Technique gave better results than Center for Disease Control (CDC) and Google’s Flu Trends More

This forum has been closed.
Comments
     
There are no comments in this forum. Be first and add one

Featured Videos

Your JavaScript is turned off or you have an old version of Adobe's Flash Player. Get the latest Flash player.
Ukraine, Russia, United in Faith, Divided in Politicsi
X
Michael Eckels
April 19, 2014
There is a strong historical religious connection between Russia and Ukraine. But what role is religion playing in the current conflict? In the run-up to Easter, Michael Eckels in Moscow reports for VOA.
Video

Video Ukraine, Russia, United in Faith, Divided in Politics

There is a strong historical religious connection between Russia and Ukraine. But what role is religion playing in the current conflict? In the run-up to Easter, Michael Eckels in Moscow reports for VOA.
Video

Video Face of American Farmer is Changing
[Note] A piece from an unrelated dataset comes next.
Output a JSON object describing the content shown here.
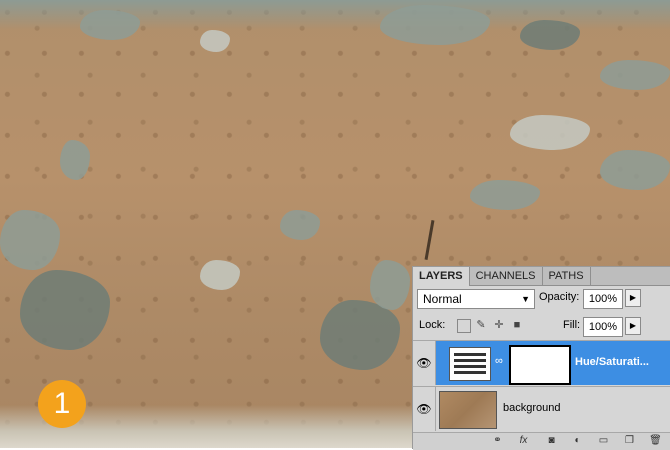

The average American farmer is now 58 years old, and farmers 65 and older are the fastest growing segment of the population. It’s a troubling trend signaling big changes ahead for American agriculture as aging farmers retire. Reporter Mike Osborne says a new report from the U.S. Census Bureau is suggesting what some of those changes might look like... and why they might not be so troubling.
Video

Video Donetsk Governor: Ukraine Military Assault 'Delicate But Necessary'

Around a dozen state buildings in eastern Ukraine remain in the hands of pro-Russian protesters who are demanding a referendum on self-rule. The governor of the whole Donetsk region is among those forced out by the protesters. He spoke to VOA's Henry Ridgwell from his temporary new office in Donetsk city.
Video

Video Drones May Soon Send Data From High Seas

Drones are usually associated with unmanned flying vehicles, but autonomous watercraft are also becoming useful tools for jobs ranging from scientific exploration to law enforcement to searching for a missing airliner in the Indian Ocean. VOA’s George Putic reports on sea-faring drones.
Video

Video New Earth-Size Planet Found

Not too big, not too small. Not too hot, not too cold. A newly discovered planet looks just right for life as we know it, according to an international group of astronomers. VOA’s Steve Baragona has more.
Video

Video Copts in Diaspora Worry About Future in Egypt

Around 10 percent of Egypt’s population belong to the Coptic faith, making them the largest Christian minority in the Middle East. But they have become targets of violence since the revolution three years ago. With elections scheduled for May and the struggle between the Egyptian military and Islamists continuing, many Copts abroad are deeply worried about the future of their ancient church. VOA religion correspondent Jerome Socolovsky visited a Coptic church outside Washington DC.
Video

Video Critics Say Venezuelan Protests Test Limits of Military's Support

During the two months of deadly anti-government protests that have rocked the oil-rich nation of Venezuela, President Nicolas Maduro has accused the opposition of trying to initiate a coup. Though a small number of military officers have been arrested for allegedly plotting against the government, VOA’s Brian Padden reports the leadership of the armed forces continues to support the president, at least for now.
Video

Video More Millenials Unplug to Embrace Board Games

A big new trend in the U.S. toy industry has more consumers switching off their high-tech gadgets to play with classic toys, like board games. This is especially true among the so-called millenial generation - those born in the 1980's and 90's. Elizabeth Lee has more from an unusual café in Los Angeles, where the new trend is popular and business is booming.
Video

Video Google Buys Drone Company

In its latest purchase of high-tech companies, Google has acquired a manufacturer of solar-powered drones that can stay in the air almost indefinitely, relaying broadband Internet connection to remote areas. It is seen as yet another step in the U.S. based Web giant’s bid to bring Internet to the whole world. VOA’s George Putic reports.
AppleAndroid